Fortunately, I pretty much knew the points where we had to cross, back and forth, over the little Sakasa River, and it was a serene walk up to the pass.
The deer seemed to think so, too.
First along the river itself, then along the dry river bed. Less than an hour and we were at that magical pass.
“Man, that sky is blue.”
And then dead right we turned, straight up the slope that would take us to the ridge of Bara-no-dan. Once we hit the ridge, the view opened up.
There was a bit more accumulation of snow along the ridge, a lot of it still soft, and that made the walking—not particularly difficult or dangerous—but, well, just a little more . . . a little more adventurous.
Even the elves that accompanied us had their “irons” secured tightly to their boots.
(No, no, they don’t iron their boots—and neither do we.)
If the moisture and wind and temperature are all just right, a feathery ice will adhere itself to the bare shiro yashio twigs. You’ve probably got a three- or four-hour window to see this in.
But if you want to see the feathers glisten, you may only have a ten-minute window.
First, it’s dark. You can’t see. Then the light filters in, and you can see. That’s the way it works. Then the sun tips over the upper ridge. The feathery ice glistens. The brown seeds and the red buds of the shiro yashio, side by side, shine with tremendous respect for one another. You feel as if you’ve been invited to a pageant.
And then it melts.
Take a picture now. If you like. Look now.
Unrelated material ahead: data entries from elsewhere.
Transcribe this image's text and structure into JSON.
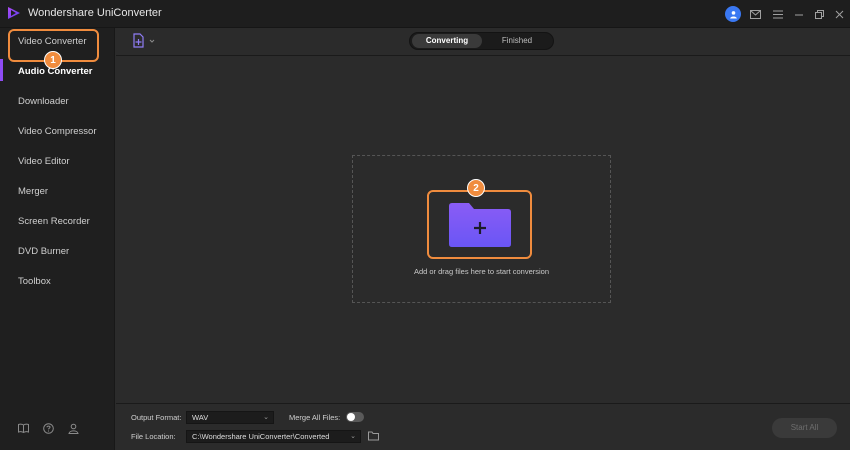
{
  "app": {
    "title": "Wondershare UniConverter"
  },
  "titlebar_icons": [
    "user-icon",
    "mail-icon",
    "menu-icon",
    "minimize-icon",
    "maximize-icon",
    "close-icon"
  ],
  "sidebar": {
    "items": [
      {
        "label": "Video Converter"
      },
      {
        "label": "Audio Converter",
        "active": true
      },
      {
        "label": "Downloader"
      },
      {
        "label": "Video Compressor"
      },
      {
        "label": "Video Editor"
      },
      {
        "label": "Merger"
      },
      {
        "label": "Screen Recorder"
      },
      {
        "label": "DVD Burner"
      },
      {
        "label": "Toolbox"
      }
    ],
    "bottom_icons": [
      "book-icon",
      "help-icon",
      "account-icon"
    ]
  },
  "callouts": {
    "step1": "1",
    "step2": "2"
  },
  "tabs": {
    "converting": "Converting",
    "finished": "Finished"
  },
  "dropzone": {
    "text": "Add or drag files here to start conversion"
  },
  "bottom": {
    "output_format_label": "Output Format:",
    "output_format_value": "WAV",
    "merge_label": "Merge All Files:",
    "file_location_label": "File Location:",
    "file_location_value": "C:\\Wondershare UniConverter\\Converted",
    "start_all": "Start All"
  },
  "colors": {
    "accent": "#8f4cf5",
    "callout": "#f08c3e",
    "folder": "#7a5cf5"
  }
}
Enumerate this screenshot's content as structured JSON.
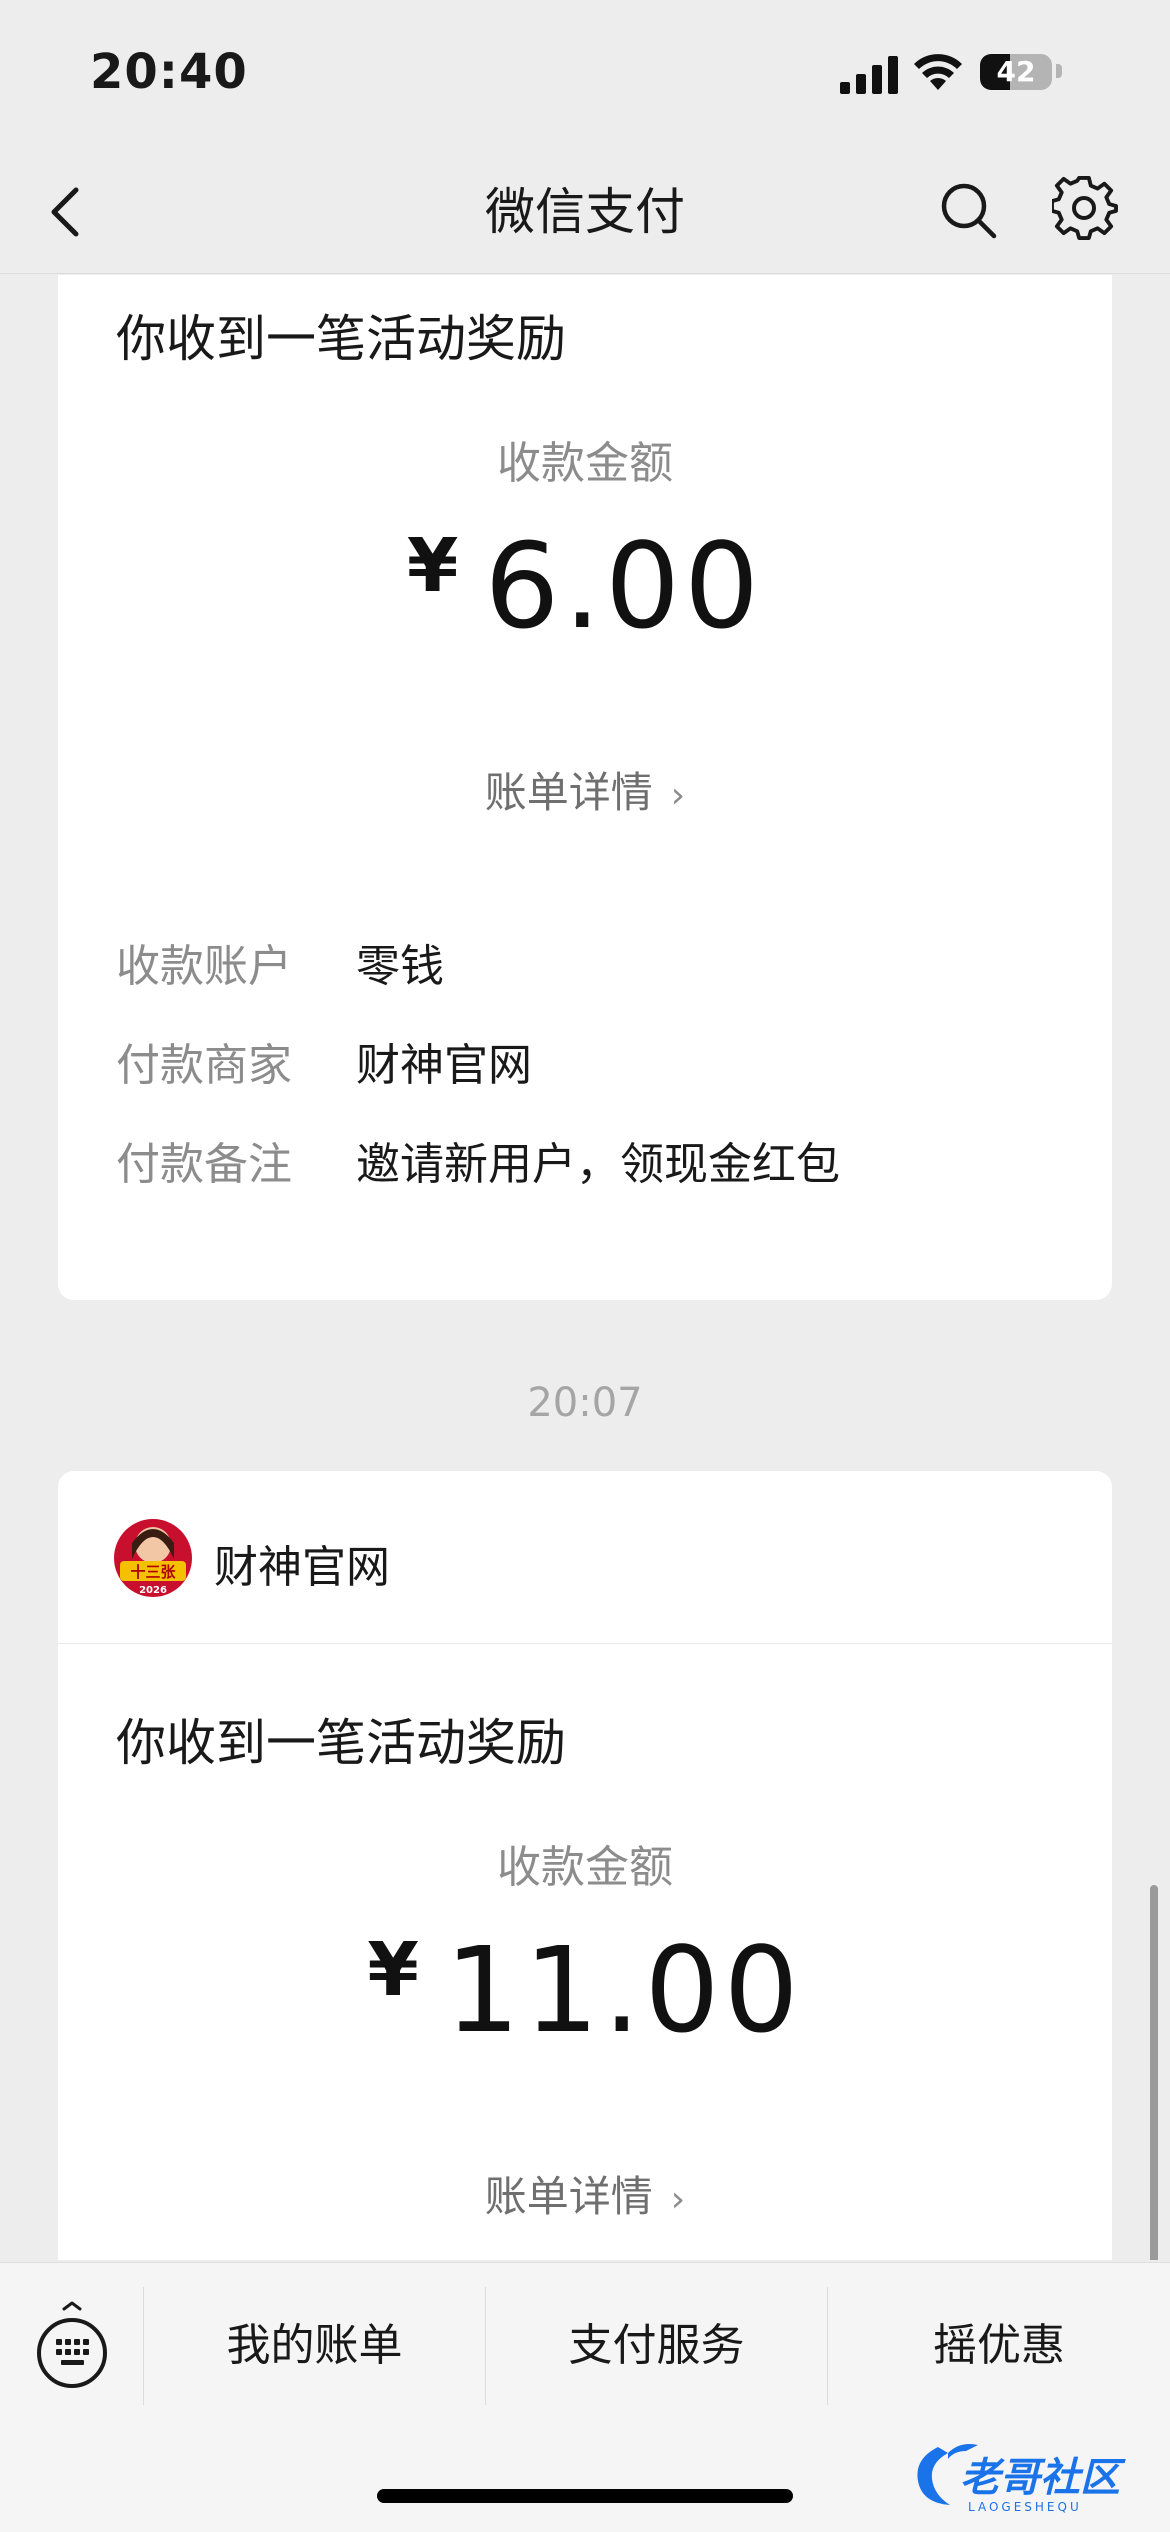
{
  "status_bar": {
    "time": "20:40",
    "battery": "42",
    "battery_level_percent": 42
  },
  "nav": {
    "title": "微信支付",
    "back_icon": "chevron-left-icon",
    "search_icon": "search-icon",
    "settings_icon": "gear-icon"
  },
  "message1": {
    "title": "你收到一笔活动奖励",
    "amount_label": "收款金额",
    "currency": "¥",
    "amount": "6.00",
    "detail_link": "账单详情",
    "rows": [
      {
        "label": "收款账户",
        "value": "零钱"
      },
      {
        "label": "付款商家",
        "value": "财神官网"
      },
      {
        "label": "付款备注",
        "value": "邀请新用户，领现金红包"
      }
    ]
  },
  "timestamp": "20:07",
  "message2": {
    "merchant_name": "财神官网",
    "avatar_text": "十三张",
    "avatar_year": "2026",
    "title": "你收到一笔活动奖励",
    "amount_label": "收款金额",
    "currency": "¥",
    "amount": "11.00",
    "detail_link": "账单详情"
  },
  "bottom_menu": {
    "keyboard_icon": "keyboard-icon",
    "items": [
      "我的账单",
      "支付服务",
      "摇优惠"
    ]
  },
  "watermark": {
    "text": "老哥社区",
    "subtext": "LAOGESHEQU"
  },
  "colors": {
    "background": "#ededed",
    "card": "#ffffff",
    "label_gray": "#8c8c8c",
    "text": "#191919"
  }
}
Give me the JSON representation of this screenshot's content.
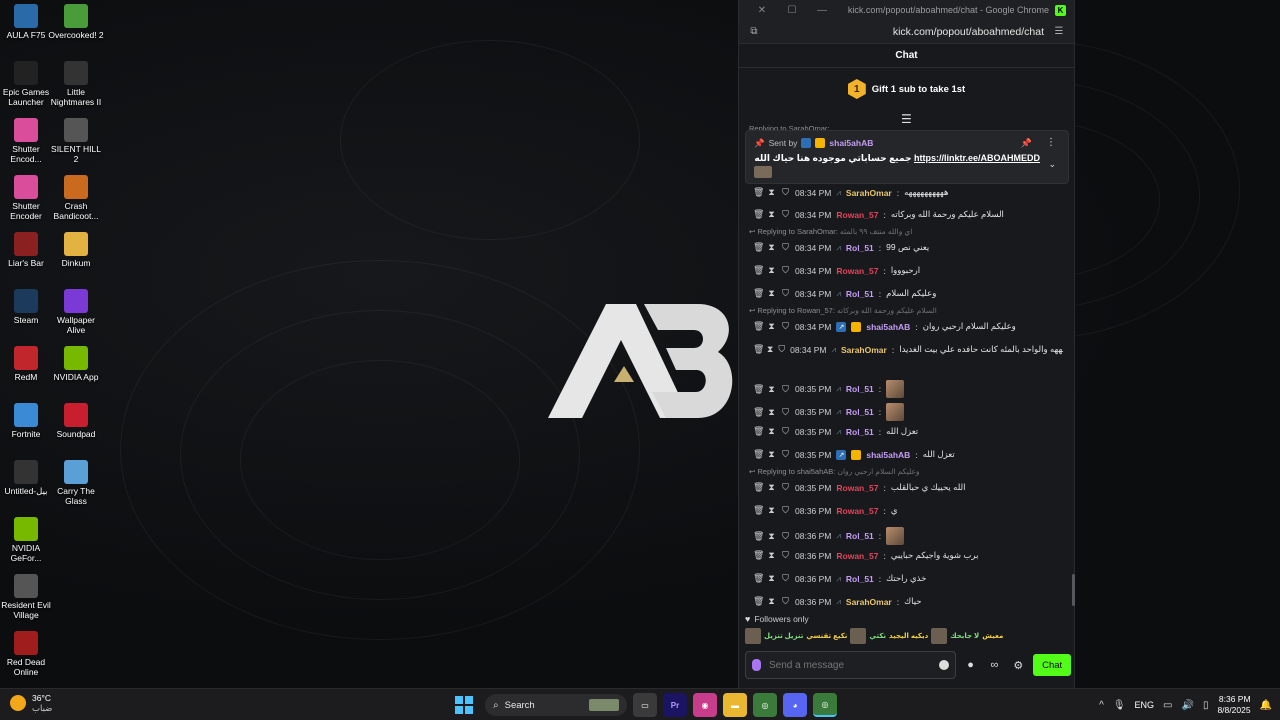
{
  "desktop": {
    "icons_col1": [
      {
        "label": "AULA F75",
        "icon": "aula-app-icon",
        "color": "#2a6aa8"
      },
      {
        "label": "Epic Games Launcher",
        "icon": "epic-games-icon",
        "color": "#222"
      },
      {
        "label": "Shutter Encod...",
        "icon": "shutter-encoder-icon",
        "color": "#d94d9a"
      },
      {
        "label": "Shutter Encoder",
        "icon": "shutter-encoder-icon",
        "color": "#d94d9a"
      },
      {
        "label": "Liar's Bar",
        "icon": "liars-bar-icon",
        "color": "#8a2020"
      },
      {
        "label": "Steam",
        "icon": "steam-icon",
        "color": "#1b3a5c"
      },
      {
        "label": "RedM",
        "icon": "redm-icon",
        "color": "#c0262c"
      },
      {
        "label": "Fortnite",
        "icon": "fortnite-icon",
        "color": "#3a8ad6"
      },
      {
        "label": "Untitled-بيل",
        "icon": "file-icon",
        "color": "#333"
      },
      {
        "label": "NVIDIA GeFor...",
        "icon": "nvidia-icon",
        "color": "#76b900"
      },
      {
        "label": "Resident Evil Village",
        "icon": "resident-evil-icon",
        "color": "#555"
      },
      {
        "label": "Red Dead Online",
        "icon": "red-dead-icon",
        "color": "#a01d1d"
      }
    ],
    "icons_col2": [
      {
        "label": "Overcooked! 2",
        "icon": "overcooked-icon",
        "color": "#4a9c3a"
      },
      {
        "label": "Little Nightmares II",
        "icon": "little-nightmares-icon",
        "color": "#333"
      },
      {
        "label": "SILENT HILL 2",
        "icon": "silent-hill-icon",
        "color": "#555"
      },
      {
        "label": "Crash Bandicoot...",
        "icon": "crash-icon",
        "color": "#c96a1e"
      },
      {
        "label": "Dinkum",
        "icon": "dinkum-icon",
        "color": "#e3b342"
      },
      {
        "label": "Wallpaper Alive",
        "icon": "wallpaper-alive-icon",
        "color": "#7b3ad6"
      },
      {
        "label": "NVIDIA App",
        "icon": "nvidia-icon",
        "color": "#76b900"
      },
      {
        "label": "Soundpad",
        "icon": "soundpad-icon",
        "color": "#c81e2e"
      },
      {
        "label": "Carry The Glass",
        "icon": "carry-glass-icon",
        "color": "#5aa0d6"
      }
    ]
  },
  "browser": {
    "window_title": "kick.com/popout/aboahmed/chat - Google Chrome",
    "url": "kick.com/popout/aboahmed/chat"
  },
  "chat": {
    "header": "Chat",
    "gift_count": "1",
    "gift_text": "Gift 1 sub to take 1st",
    "pinned": {
      "sent_by": "Sent by",
      "user": "shai5ahAB",
      "text_ar": "جميع حساباتي موجوده هنا حياك الله تابعوني",
      "link": "https://linktr.ee/ABOAHMEDD"
    },
    "ghost_reply": "Replying to SarahOmar:",
    "messages": [
      {
        "time": "08:34 PM",
        "name": "SarahOmar",
        "color": "#e8c66b",
        "badge": "og",
        "text": "ههههههههههه"
      },
      {
        "time": "08:34 PM",
        "name": "Rowan_57",
        "color": "#e0455a",
        "badge": "",
        "text": "السلام عليكم ورحمة الله وبركاته"
      },
      {
        "reply_to": "Replying to SarahOmar:",
        "reply_text": "اي والله منتف ٩٩ بالمئه"
      },
      {
        "time": "08:34 PM",
        "name": "Rol_51",
        "color": "#c59df5",
        "badge": "og",
        "text": "يعني نص 99"
      },
      {
        "time": "08:34 PM",
        "name": "Rowan_57",
        "color": "#e0455a",
        "badge": "",
        "text": "ارحبوووا"
      },
      {
        "time": "08:34 PM",
        "name": "Rol_51",
        "color": "#c59df5",
        "badge": "og",
        "text": "وعليكم السلام"
      },
      {
        "reply_to": "Replying to Rowan_57:",
        "reply_text": "السلام عليكم ورحمة الله وبركاته"
      },
      {
        "time": "08:34 PM",
        "name": "shai5ahAB",
        "color": "#c59df5",
        "badge": "owner",
        "text": "وعليكم السلام ارحبي روان"
      },
      {
        "time": "08:34 PM",
        "name": "SarahOmar",
        "color": "#e8c66b",
        "badge": "og",
        "text": "هههههههههههه والواحد بالمئه كانت حافده علي بيت الغديدا"
      },
      {
        "time": "08:35 PM",
        "name": "Rol_51",
        "color": "#c59df5",
        "badge": "og",
        "text": "",
        "emote": true
      },
      {
        "time": "08:35 PM",
        "name": "Rol_51",
        "color": "#c59df5",
        "badge": "og",
        "text": "",
        "emote": true
      },
      {
        "time": "08:35 PM",
        "name": "Rol_51",
        "color": "#c59df5",
        "badge": "og",
        "text": "تعزل الله"
      },
      {
        "time": "08:35 PM",
        "name": "shai5ahAB",
        "color": "#c59df5",
        "badge": "owner",
        "text": "تعزل الله"
      },
      {
        "reply_to": "Replying to shai5ahAB:",
        "reply_text": "وعليكم السلام ارحبي روان"
      },
      {
        "time": "08:35 PM",
        "name": "Rowan_57",
        "color": "#e0455a",
        "badge": "",
        "text": "الله يحييك ي حبالقلب"
      },
      {
        "time": "08:36 PM",
        "name": "Rowan_57",
        "color": "#e0455a",
        "badge": "",
        "text": "ي"
      },
      {
        "time": "08:36 PM",
        "name": "Rol_51",
        "color": "#c59df5",
        "badge": "og",
        "text": "",
        "emote": true
      },
      {
        "time": "08:36 PM",
        "name": "Rowan_57",
        "color": "#e0455a",
        "badge": "",
        "text": "برب شوية واجيكم حبايبي"
      },
      {
        "time": "08:36 PM",
        "name": "Rol_51",
        "color": "#c59df5",
        "badge": "og",
        "text": "خذي راحتك"
      },
      {
        "time": "08:36 PM",
        "name": "SarahOmar",
        "color": "#e8c66b",
        "badge": "og",
        "text": "حياك"
      }
    ],
    "followers_only": "Followers only",
    "strip_texts": [
      "تنزيل تنزيل",
      "نكيع تقنسي",
      "نكتي",
      "ديكيه اليجيد",
      "لا جابحك",
      "معيش"
    ],
    "input_placeholder": "Send a message",
    "send_label": "Chat",
    "accent": "#53fc18"
  },
  "taskbar": {
    "weather_temp": "36°C",
    "weather_desc": "ضباب",
    "search_label": "Search",
    "lang": "ENG",
    "time": "8:36 PM",
    "date": "8/8/2025"
  }
}
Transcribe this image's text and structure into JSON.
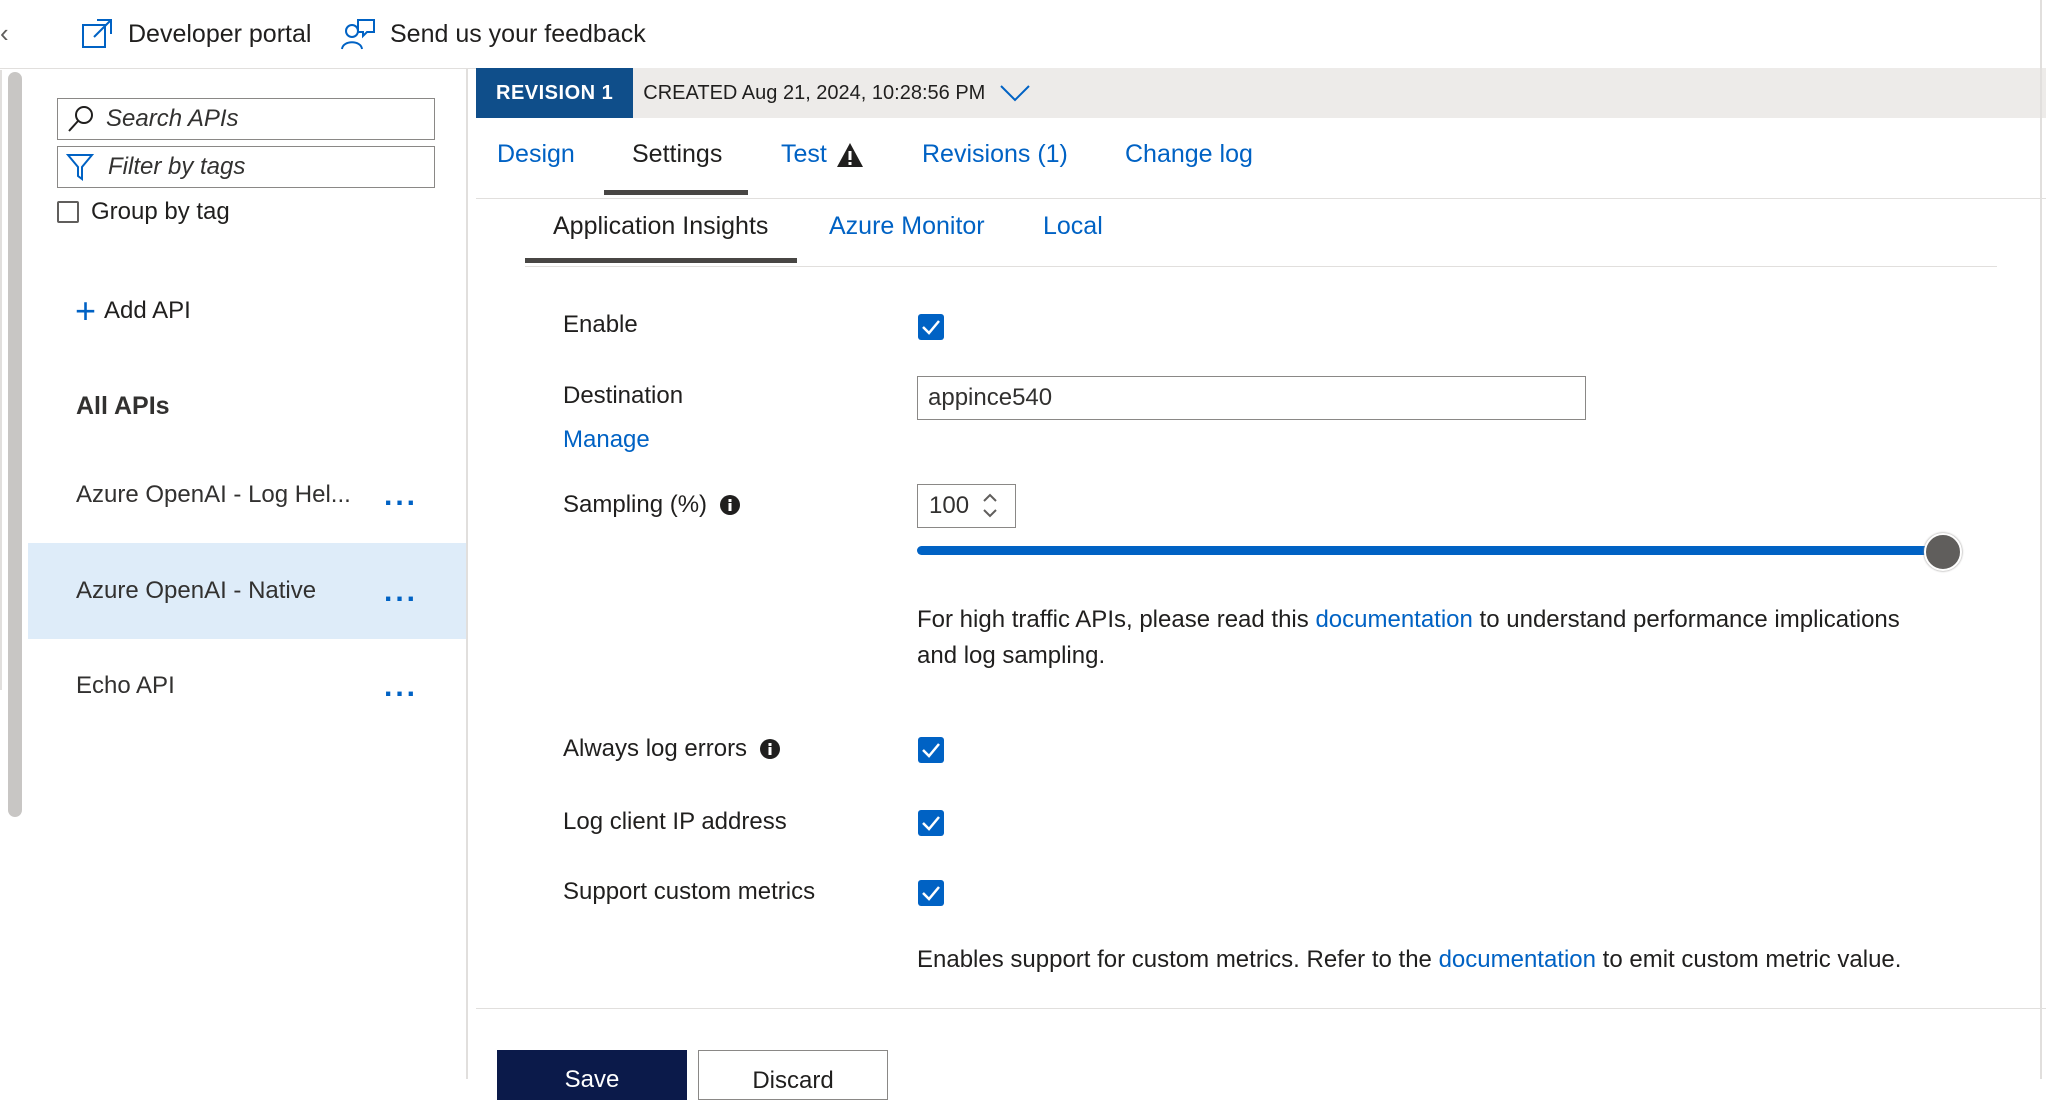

It’ll all be gone when you pass back by on your way down. Yeah, a ten-minute window. And you just happened to come along.
Me and my hearty hiker partner, we looked at each other and sang the chorus from one of the many songs in our ever-expanding repetoire:
We laughed at their lot
And we put up a paradise!
Yes! It’s truly lovely!
So shall we really forgo resolutions for the New Year?
If we do, it should only be because they’ve become obsolete—because we’ve already resolved to make new resolutions with every day that breaks.
The sun is but a morning star. . . . HDT
Waaaaah! And then you’re at the top. You left the inn at 8:45 AM. You stopped to take two hundred and thirty-one pictures. (You’ll like maybe ten or fifteen.) And you needed the time to take off one of your gloves for each photo opportunity. You banged your boots up against tree trunks, clearing the snow, thirteen times. You took off your boots and dumped out snow twice. You slipped and fell on your bum once. You stopped and said, “Man, that’s blue. I mean, that is the bluest blue ever,” six times. You stopped, wanting to say it all even one more time, but you knew you no longer had to, so you just stood there, leaning on your hiking poles and grinning like a fool . . . who-knows-how-many times. Once you stopped and stared at those yashio seeds and buds, thinking about the seeds in the pots you have back home, wondering if they’ll really sprout when the spring comes. You imagined the slivers of green slipping out from their soft brown cases–and for a moment, you “drifted away.”
And then a few times you and your hearty hiking partner stopped and talked a bit about “real” things–homes, family, budgets. It was four, maybe five degrees below the freezing point (celsius), but you never bothered to dig out either of the jackets you have in your backpack. You didn’t need to.
Yes, yes, you dropped a glove, took a couple of steps forward, went back for it. . . let’s say, seven times. No fears, you never lost it!
And now it’s 12:15 PM and you’re at the top! Take out your gore-tex jacket, spread it across the snow, sit down, enjoy a rice ball and a hot cup of ginger tea.
Bask in the sun.
Maybe tip your hat to Mr. Fuji.
(But you can’t pull the wool over his eyes, so don’t even think about it.)
And then down you go. Probably you’ll find the snow takes it easier on your knees than the solid ground does. Enjoy sliding around a bit. Pretend you’re a child.
Actually there’s no need to pretend.
Happy New Year!
* * *
I think this may be my hearty hiking partner’s typical image of me.